* [Exercise aim] Extract, from the listing that follows, each line containing the word "value".
____ Input records
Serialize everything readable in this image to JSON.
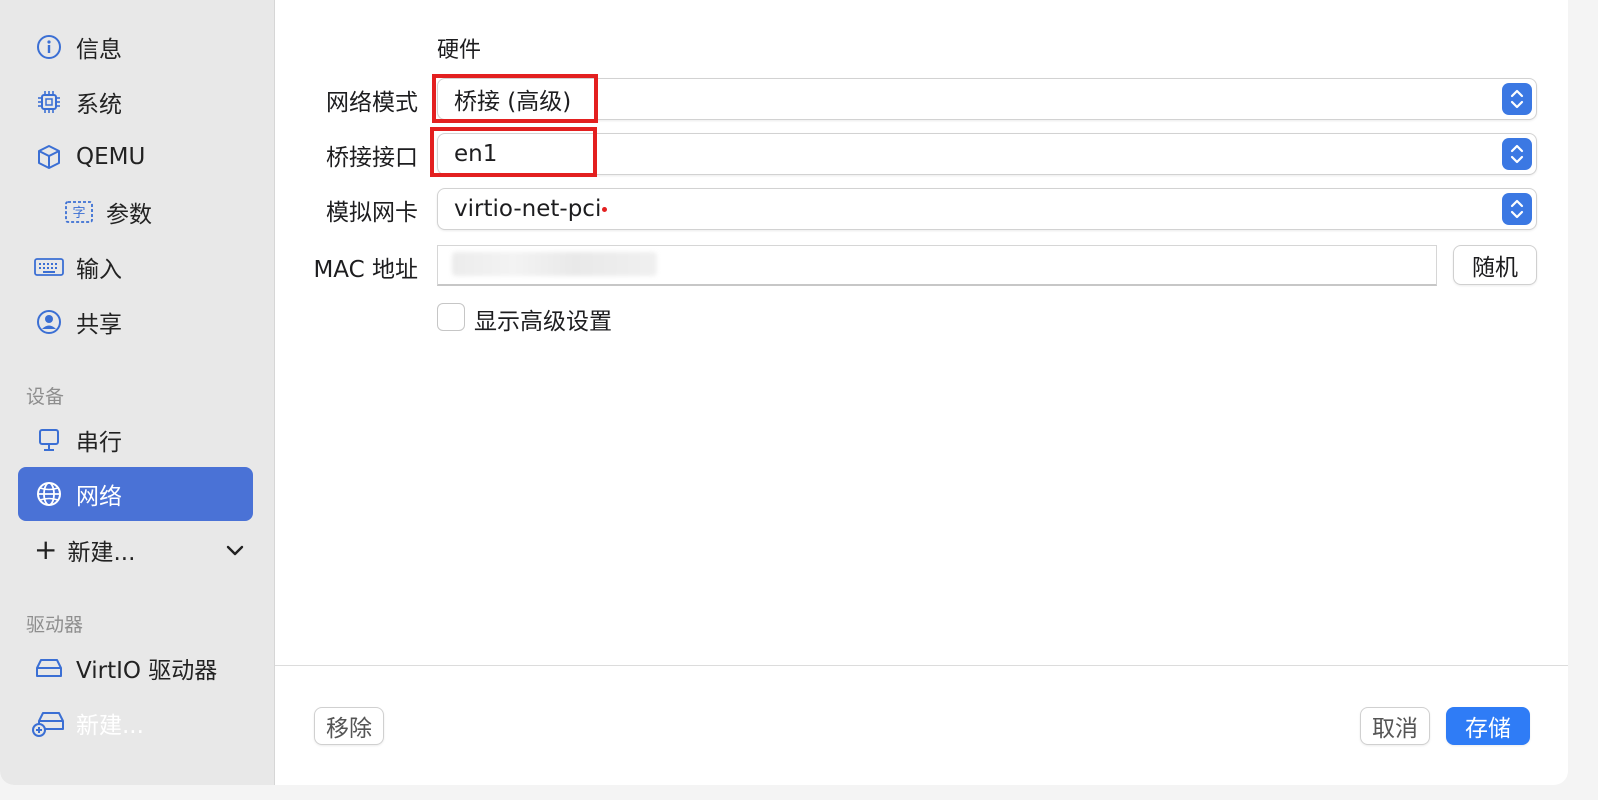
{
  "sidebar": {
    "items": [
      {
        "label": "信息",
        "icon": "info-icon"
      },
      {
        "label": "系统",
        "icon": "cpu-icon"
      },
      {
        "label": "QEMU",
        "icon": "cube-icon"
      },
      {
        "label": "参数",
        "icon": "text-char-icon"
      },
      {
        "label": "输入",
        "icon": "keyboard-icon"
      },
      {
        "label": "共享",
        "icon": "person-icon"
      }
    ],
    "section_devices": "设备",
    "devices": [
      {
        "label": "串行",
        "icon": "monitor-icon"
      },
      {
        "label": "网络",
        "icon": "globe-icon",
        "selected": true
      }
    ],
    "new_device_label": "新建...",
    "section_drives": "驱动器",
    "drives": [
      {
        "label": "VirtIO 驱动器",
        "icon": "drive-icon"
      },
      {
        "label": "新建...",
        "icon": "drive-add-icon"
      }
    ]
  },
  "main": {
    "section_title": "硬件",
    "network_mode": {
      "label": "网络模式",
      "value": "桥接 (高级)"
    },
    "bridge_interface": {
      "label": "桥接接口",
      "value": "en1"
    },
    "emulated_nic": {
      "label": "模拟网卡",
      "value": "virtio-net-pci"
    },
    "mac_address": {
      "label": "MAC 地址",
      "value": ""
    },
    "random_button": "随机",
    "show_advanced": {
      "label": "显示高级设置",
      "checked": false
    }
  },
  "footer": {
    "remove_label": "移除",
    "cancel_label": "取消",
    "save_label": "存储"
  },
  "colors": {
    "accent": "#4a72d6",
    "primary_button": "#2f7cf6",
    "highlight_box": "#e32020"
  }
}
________
* [Answer area]
      "value": "桥接 (高级)"
      "value": "en1"
      "value": "virtio-net-pci"
      "value": ""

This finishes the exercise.